--- RECORD EXCERPTS Enclosed Below ---

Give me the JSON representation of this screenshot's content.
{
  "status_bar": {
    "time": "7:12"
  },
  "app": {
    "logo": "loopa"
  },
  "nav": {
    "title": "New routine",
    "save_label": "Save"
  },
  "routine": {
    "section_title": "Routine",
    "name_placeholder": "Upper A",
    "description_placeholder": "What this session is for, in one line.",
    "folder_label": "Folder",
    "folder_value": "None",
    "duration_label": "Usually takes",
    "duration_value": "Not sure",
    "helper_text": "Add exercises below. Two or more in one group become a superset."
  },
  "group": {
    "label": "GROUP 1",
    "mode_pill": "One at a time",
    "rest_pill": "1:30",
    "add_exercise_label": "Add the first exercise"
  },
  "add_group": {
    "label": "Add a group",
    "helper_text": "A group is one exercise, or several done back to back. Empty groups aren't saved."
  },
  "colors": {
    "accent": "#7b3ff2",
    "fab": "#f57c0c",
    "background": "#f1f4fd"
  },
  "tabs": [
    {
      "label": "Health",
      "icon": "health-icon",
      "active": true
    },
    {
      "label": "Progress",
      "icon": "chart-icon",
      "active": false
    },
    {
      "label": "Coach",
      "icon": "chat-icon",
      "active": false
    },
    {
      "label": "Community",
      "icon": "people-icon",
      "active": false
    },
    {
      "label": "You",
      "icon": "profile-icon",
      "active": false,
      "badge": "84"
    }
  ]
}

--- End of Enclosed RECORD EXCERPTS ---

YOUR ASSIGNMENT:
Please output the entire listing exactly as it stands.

ANSWER BOX:
Give me the JSON representation of this screenshot's content.
{
  "status_bar": {
    "time": "7:12"
  },
  "app": {
    "logo": "loopa"
  },
  "nav": {
    "title": "New routine",
    "save_label": "Save"
  },
  "routine": {
    "section_title": "Routine",
    "name_placeholder": "Upper A",
    "description_placeholder": "What this session is for, in one line.",
    "folder_label": "Folder",
    "folder_value": "None",
    "duration_label": "Usually takes",
    "duration_value": "Not sure",
    "helper_text": "Add exercises below. Two or more in one group become a superset."
  },
  "group": {
    "label": "GROUP 1",
    "mode_pill": "One at a time",
    "rest_pill": "1:30",
    "add_exercise_label": "Add the first exercise"
  },
  "add_group": {
    "label": "Add a group",
    "helper_text": "A group is one exercise, or several done back to back. Empty groups aren't saved."
  },
  "colors": {
    "accent": "#7b3ff2",
    "fab": "#f57c0c",
    "background": "#f1f4fd"
  },
  "tabs": [
    {
      "label": "Health",
      "icon": "health-icon",
      "active": true
    },
    {
      "label": "Progress",
      "icon": "chart-icon",
      "active": false
    },
    {
      "label": "Coach",
      "icon": "chat-icon",
      "active": false
    },
    {
      "label": "Community",
      "icon": "people-icon",
      "active": false
    },
    {
      "label": "You",
      "icon": "profile-icon",
      "active": false,
      "badge": "84"
    }
  ]
}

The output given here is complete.